CUPE is calling on the federal government to expand access to Employment Insurance and increase supports for unemployed and sick workers. For decades, EI has excluded many workers and paid benefits that are too low to survive on. It’s time to rebuild this essential part of Canada’s social safety net.

The pandemic showed EI could not meet workers’ needs. Canada’s COVID-19 response also highlights what’s possible when governments put resources into expanding income supports.

EI was broken and inadequate before the pandemic. Fewer than half of unemployed workers qualify for benefits that leave many below the poverty line. EI access is inequitable, with men more likely than women to qualify, and uneven coverage across regions.

In a recent brief to a House of Commons standing committee that’s studying EI, CUPE called for changes that will rebuild and expand EI. Our recommendations include:

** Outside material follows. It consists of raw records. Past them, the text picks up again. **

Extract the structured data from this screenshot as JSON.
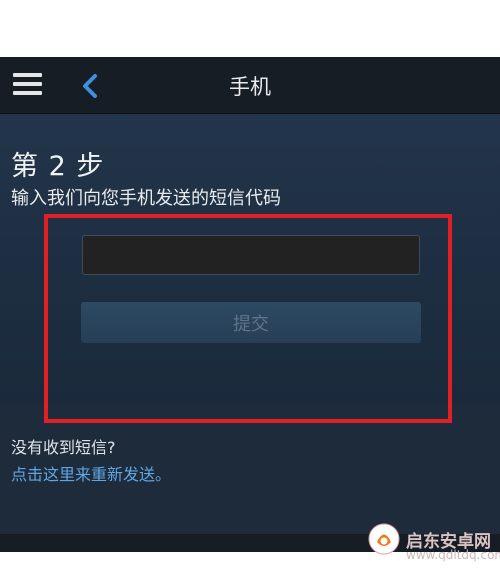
{
  "header": {
    "title": "手机",
    "menu_icon": "hamburger-menu-icon",
    "back_icon": "chevron-left-icon"
  },
  "step": {
    "title": "第 2 步",
    "description": "输入我们向您手机发送的短信代码"
  },
  "form": {
    "code_value": "",
    "submit_label": "提交"
  },
  "footer": {
    "no_sms_text": "没有收到短信?",
    "resend_link_text": "点击这里来重新发送。"
  },
  "watermark": {
    "title": "启东安卓网",
    "url": "www.qdltdq.com"
  },
  "colors": {
    "background": "#1b2838",
    "navbar": "#171d25",
    "highlight_border": "#e02024",
    "link": "#5fa6e3",
    "back_chevron": "#3d8fe0"
  }
}
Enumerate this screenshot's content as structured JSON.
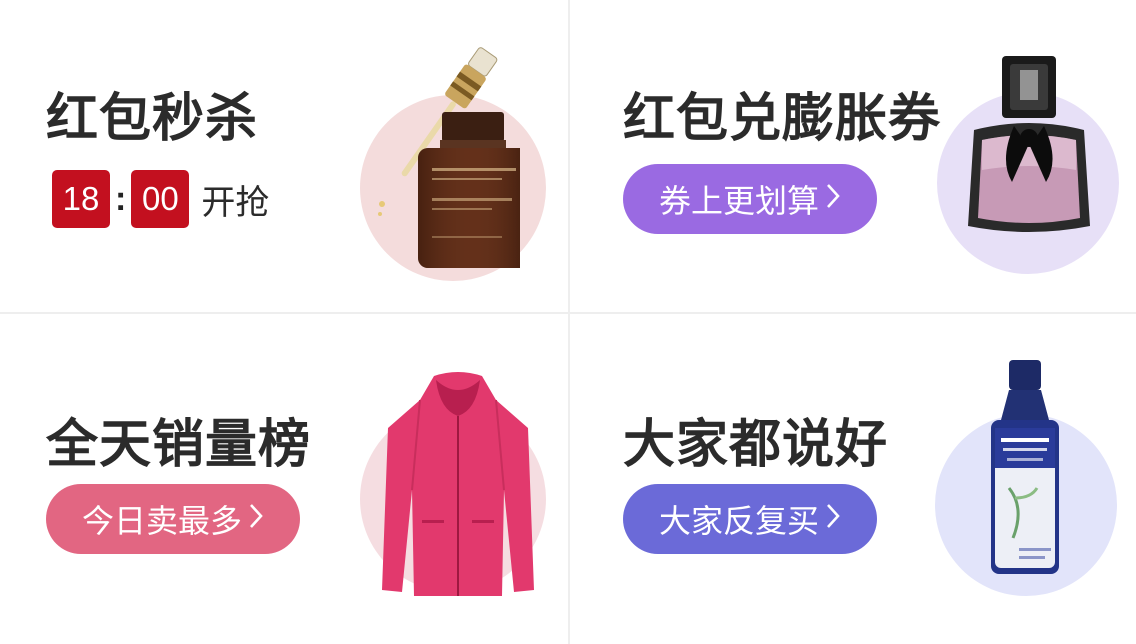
{
  "cards": [
    {
      "title": "红包秒杀",
      "countdown": {
        "hours": "18",
        "minutes": "00",
        "label": "开抢"
      }
    },
    {
      "title": "红包兑膨胀券",
      "button": {
        "label": "券上更划算",
        "color": "#9a6ae2"
      }
    },
    {
      "title": "全天销量榜",
      "button": {
        "label": "今日卖最多",
        "color": "#e26682"
      }
    },
    {
      "title": "大家都说好",
      "button": {
        "label": "大家反复买",
        "color": "#6b6ad8"
      }
    }
  ],
  "colors": {
    "countdown_bg": "#c3101f",
    "circle_pink": "#f4dcdc",
    "circle_lavender": "#e7e0f7",
    "circle_rose": "#f5dde1",
    "circle_blue": "#e2e4fa"
  },
  "products": [
    "serum-bottle",
    "perfume-bottle",
    "pink-jacket",
    "shampoo-bottle"
  ],
  "icons": [
    "chevron-right-icon"
  ]
}
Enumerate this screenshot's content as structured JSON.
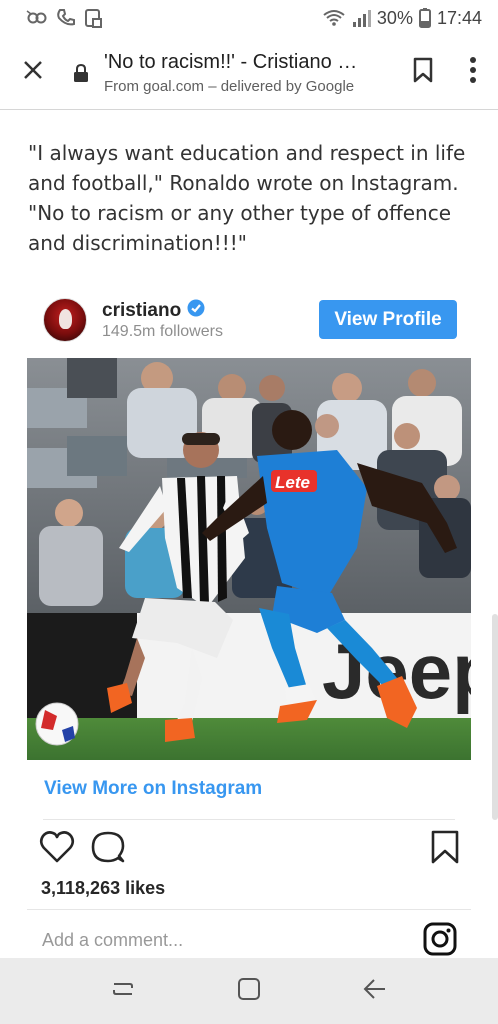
{
  "status_bar": {
    "battery_percent": "30%",
    "time": "17:44",
    "icons": [
      "link-icon",
      "phone-icon",
      "save-icon",
      "wifi-icon",
      "signal-icon",
      "battery-icon"
    ]
  },
  "custom_tab": {
    "title": "'No to racism!!' - Cristiano Ronaldo",
    "subtitle": "From goal.com – delivered by Google",
    "icons": [
      "close-icon",
      "lock-icon",
      "bookmark-icon",
      "more-vert-icon"
    ]
  },
  "article": {
    "paragraph": "\"I always want education and respect in life and football,\" Ronaldo wrote on Instagram. \"No to racism or any other type of offence and discrimination!!!\""
  },
  "instagram": {
    "username": "cristiano",
    "followers": "149.5m followers",
    "view_profile_label": "View Profile",
    "view_more_label": "View More on Instagram",
    "likes": "3,118,263 likes",
    "comment_placeholder": "Add a comment...",
    "accent_color": "#3897f0",
    "photo": {
      "jersey_sponsor": "Lete",
      "board_text": "Jeep"
    }
  },
  "nav_bar": {
    "icons": [
      "recents-icon",
      "home-icon",
      "back-icon"
    ]
  }
}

  • Expand access to ensure more workers are covered, which will boost support for women as well as precarious and migrant workers.
  • Increase benefit levels and maintain the minimum benefit of $500 per week set as a floor for the Canada Emergency Response Benefit (CERB).
  • Support workers who are managing ongoing health issues during the pandemic, and increase EI sickness benefits from 15 weeks to 50.
  • Ensure workers hardest hit by the pandemic, including airline workers, can access extended training support and EI training programs.
  • Respect workers’ ownership of the program and pass a law that prevents any government from raiding the EI fund.

The program’s failure has its roots in drastic cuts and restructuring in the 1990s. Since then, Conservative and Liberal governments have continued to erode and neglect EI.

Giving workers in Canada adequate income supports and fixing our broken EI program will help Canadians weather the rest of the COVID-19 pandemic, and lay the foundation for a faster recovery. It will also mean we’re better prepared for future crises.